Excerpts from an interface dataset
################

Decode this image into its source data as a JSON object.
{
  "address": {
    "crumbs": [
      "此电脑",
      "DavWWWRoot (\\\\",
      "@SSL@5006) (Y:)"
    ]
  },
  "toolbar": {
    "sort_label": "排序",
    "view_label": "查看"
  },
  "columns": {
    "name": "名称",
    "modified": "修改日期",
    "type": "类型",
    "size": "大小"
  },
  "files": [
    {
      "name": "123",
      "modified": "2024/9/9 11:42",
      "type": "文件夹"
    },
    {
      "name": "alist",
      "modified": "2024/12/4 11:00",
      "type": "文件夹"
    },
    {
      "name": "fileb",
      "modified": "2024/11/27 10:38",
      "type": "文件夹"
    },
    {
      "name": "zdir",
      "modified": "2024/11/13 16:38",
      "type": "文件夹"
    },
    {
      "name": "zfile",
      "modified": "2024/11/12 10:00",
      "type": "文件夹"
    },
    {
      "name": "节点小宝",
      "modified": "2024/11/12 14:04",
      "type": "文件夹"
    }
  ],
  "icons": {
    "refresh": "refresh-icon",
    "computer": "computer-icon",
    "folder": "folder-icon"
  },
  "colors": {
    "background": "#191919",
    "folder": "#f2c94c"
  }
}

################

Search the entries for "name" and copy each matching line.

    "name": "名称",
      "name": "123",
      "name": "alist",
      "name": "fileb",
      "name": "zdir",
      "name": "zfile",
      "name": "节点小宝",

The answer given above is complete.